**ACTIVITY:**
Print the entries that appear below, exactly as written and without their pictures.

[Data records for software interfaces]
━━━━━━━━

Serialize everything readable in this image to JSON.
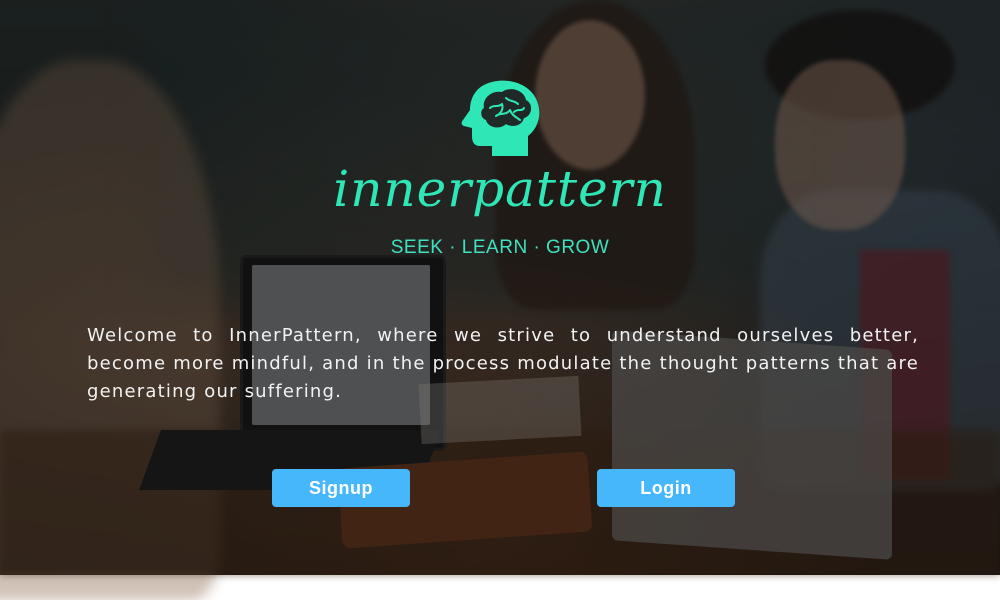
{
  "brand": {
    "name": "innerpattern",
    "tagline": "SEEK · LEARN · GROW",
    "accent_color": "#2ee6b6",
    "icon": "head-brain-icon"
  },
  "intro": {
    "text": "Welcome to InnerPattern, where we strive to understand ourselves better, become more mindful, and in the process modulate the thought patterns that are generating our suffering."
  },
  "actions": {
    "signup_label": "Signup",
    "login_label": "Login",
    "button_color": "#45b7fa"
  },
  "background": {
    "icon": "people-working-photo"
  }
}
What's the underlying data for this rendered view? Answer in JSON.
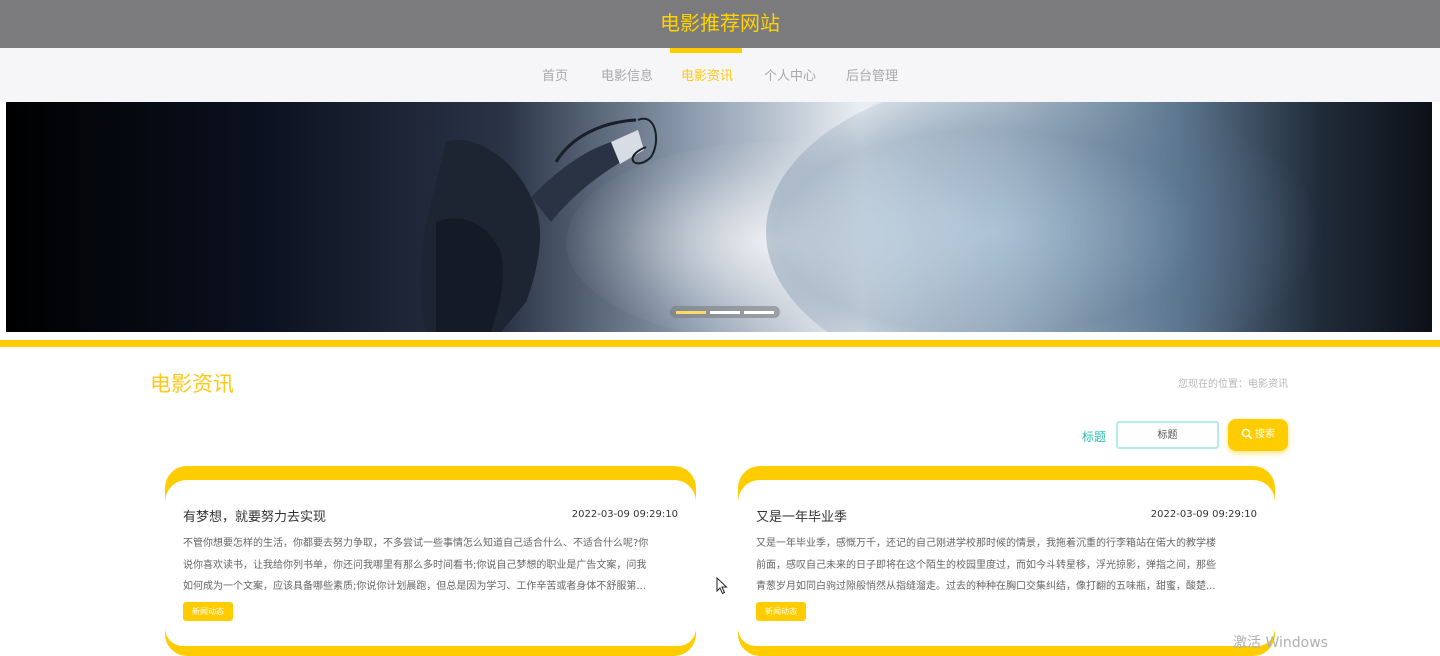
{
  "header": {
    "site_title": "电影推荐网站"
  },
  "nav": {
    "items": [
      "首页",
      "电影信息",
      "电影资讯",
      "个人中心",
      "后台管理"
    ],
    "active_index": 2
  },
  "carousel": {
    "slide_count": 3,
    "active_index": 0
  },
  "section": {
    "title": "电影资讯",
    "breadcrumb": "您现在的位置：电影资讯"
  },
  "search": {
    "label": "标题",
    "placeholder": "标题",
    "button_label": "搜索"
  },
  "news": [
    {
      "title": "有梦想，就要努力去实现",
      "date": "2022-03-09 09:29:10",
      "excerpt_lines": [
        "不管你想要怎样的生活，你都要去努力争取，不多尝试一些事情怎么知道自己适合什么、不适合什么呢?你",
        "说你喜欢读书，让我给你列书单，你还问我哪里有那么多时间看书;你说自己梦想的职业是广告文案，问我",
        "如何成为一个文案，应该具备哪些素质;你说你计划晨跑，但总是因为学习、工作辛苦或者身体不舒服第..."
      ],
      "tag": "新闻动态"
    },
    {
      "title": "又是一年毕业季",
      "date": "2022-03-09 09:29:10",
      "excerpt_lines": [
        "又是一年毕业季，感慨万千，还记的自己刚进学校那时候的情景，我拖着沉重的行李箱站在偌大的教学楼",
        "前面，感叹自己未来的日子即将在这个陌生的校园里度过，而如今斗转星移，浮光掠影，弹指之间，那些",
        "青葱岁月如同白驹过隙般悄然从指缝溜走。过去的种种在胸口交集纠结，像打翻的五味瓶，甜蜜，酸楚..."
      ],
      "tag": "新闻动态"
    }
  ],
  "os": {
    "watermark": "激活 Windows"
  },
  "colors": {
    "accent": "#ffcc00",
    "header_bg": "#7b7b7d",
    "nav_bg": "#f6f5f8",
    "search_label": "#2bc0b6"
  }
}
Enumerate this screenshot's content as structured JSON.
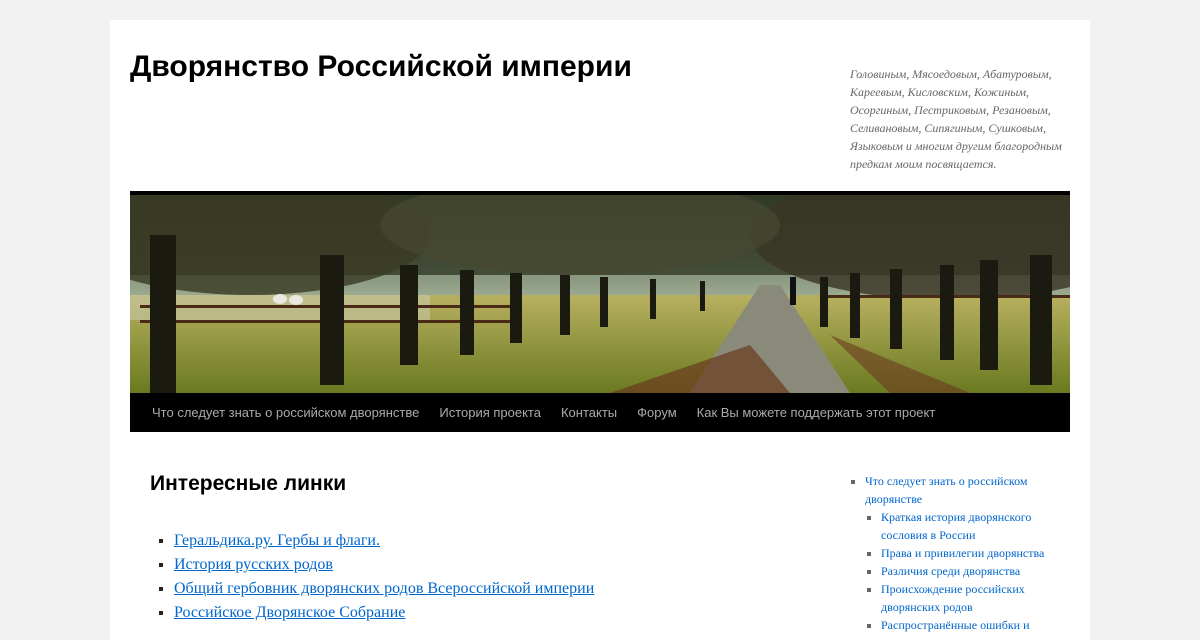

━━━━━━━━

**OUTPUT:**
Serialize everything readable in this image to JSON.
{
  "brand": {
    "name": "innerpattern",
    "tagline": "SEEK · LEARN · GROW",
    "accent_color": "#2ee6b6",
    "icon": "head-brain-icon"
  },
  "intro": {
    "text": "Welcome to InnerPattern, where we strive to understand ourselves better, become more mindful, and in the process modulate the thought patterns that are generating our suffering."
  },
  "actions": {
    "signup_label": "Signup",
    "login_label": "Login",
    "button_color": "#45b7fa"
  },
  "background": {
    "icon": "people-working-photo"
  }
}
What's the underlying data for this rendered view? Answer in JSON.
{
  "header": {
    "site_title": "电影推荐网站"
  },
  "nav": {
    "items": [
      "首页",
      "电影信息",
      "电影资讯",
      "个人中心",
      "后台管理"
    ],
    "active_index": 2
  },
  "carousel": {
    "slide_count": 3,
    "active_index": 0
  },
  "section": {
    "title": "电影资讯",
    "breadcrumb": "您现在的位置：电影资讯"
  },
  "search": {
    "label": "标题",
    "placeholder": "标题",
    "button_label": "搜索"
  },
  "news": [
    {
      "title": "有梦想，就要努力去实现",
      "date": "2022-03-09 09:29:10",
      "excerpt_lines": [
        "不管你想要怎样的生活，你都要去努力争取，不多尝试一些事情怎么知道自己适合什么、不适合什么呢?你",
        "说你喜欢读书，让我给你列书单，你还问我哪里有那么多时间看书;你说自己梦想的职业是广告文案，问我",
        "如何成为一个文案，应该具备哪些素质;你说你计划晨跑，但总是因为学习、工作辛苦或者身体不舒服第..."
      ],
      "tag": "新闻动态"
    },
    {
      "title": "又是一年毕业季",
      "date": "2022-03-09 09:29:10",
      "excerpt_lines": [
        "又是一年毕业季，感慨万千，还记的自己刚进学校那时候的情景，我拖着沉重的行李箱站在偌大的教学楼",
        "前面，感叹自己未来的日子即将在这个陌生的校园里度过，而如今斗转星移，浮光掠影，弹指之间，那些",
        "青葱岁月如同白驹过隙般悄然从指缝溜走。过去的种种在胸口交集纠结，像打翻的五味瓶，甜蜜，酸楚..."
      ],
      "tag": "新闻动态"
    }
  ],
  "os": {
    "watermark": "激活 Windows"
  },
  "colors": {
    "accent": "#ffcc00",
    "header_bg": "#7b7b7d",
    "nav_bg": "#f6f5f8",
    "search_label": "#2bc0b6"
  }
}
Enumerate this screenshot's content as structured JSON.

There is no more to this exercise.